San Antonio’s Building Surge Dampens Rent Growth

Despite the robust pipeline, demand in the metro has remained relatively healthy as Millennials and Baby Boomers flock there to partake in the strong economy.
San Antonio rent evolution, click to enlarge

San Antonio’s multifamily market has been somewhat of a steady tortoise in a race against the more agile Texas hares of Austin, Dallas and Houston. Despite the robust pipeline, the Alamo City manages to keep demand relatively healthy, attracting Millennials and Baby Boomers with its strong economy and creating the need for new stock, especially workforce housing. The building surge pushed down the occupancy rate in stabilized assets a mere 10 basis points in the 12 months ending in September, to 93.3 percent. Meanwhile, rent growth decelerated to 0.5 percent year-over-year.
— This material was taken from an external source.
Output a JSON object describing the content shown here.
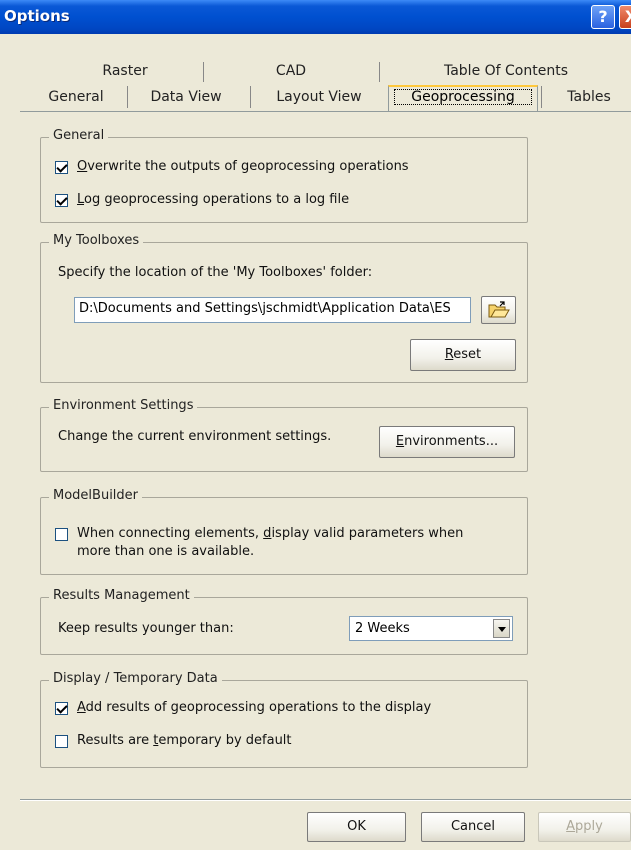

Two sectors hold the first spot in job creation—mining, logging and construction, and education and health services—adding 6,200 jobs each. The multifamily pipeline’s more than 30,000 units and the many commercial projects around the metro, including the $200 million Hemisfair and CPS Energy’s new headquarters, will likely maintain this trend. Coworking is expanding, too—WeWork has leased five floors in the Kress Building near the Geekdom tech incubator, where it will house more than 1,000 members.
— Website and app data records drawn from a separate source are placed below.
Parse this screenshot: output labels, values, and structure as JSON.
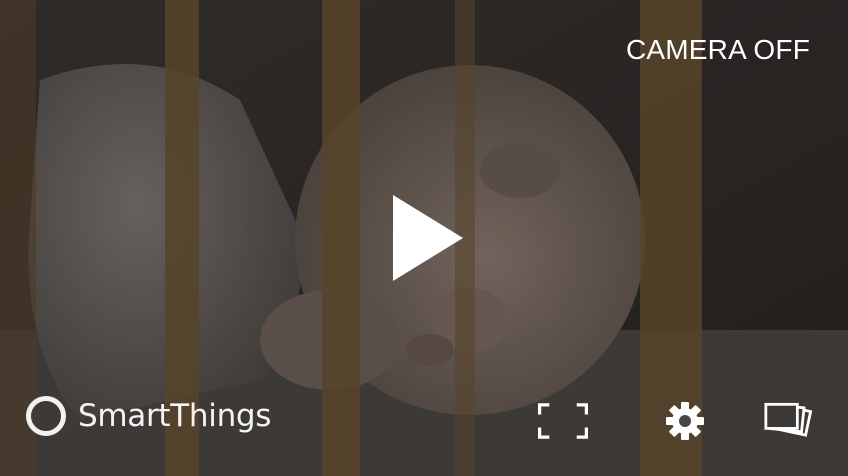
{
  "camera": {
    "status_label": "CAMERA OFF"
  },
  "brand": {
    "name": "SmartThings"
  },
  "controls": {
    "play_icon": "play-icon",
    "fullscreen_icon": "fullscreen-icon",
    "settings_icon": "gear-icon",
    "gallery_icon": "photos-icon"
  },
  "colors": {
    "overlay_text": "#ffffff",
    "crib_bars": "#6b5234"
  }
}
Transaction activity has dwindled since last year, but values remain high: Some $925 million in apartments traded this year through September. With more than 9,000 units underway, we expect rent growth to remain tepid for the foreseeable future.

Read the full Yardi Matrix report.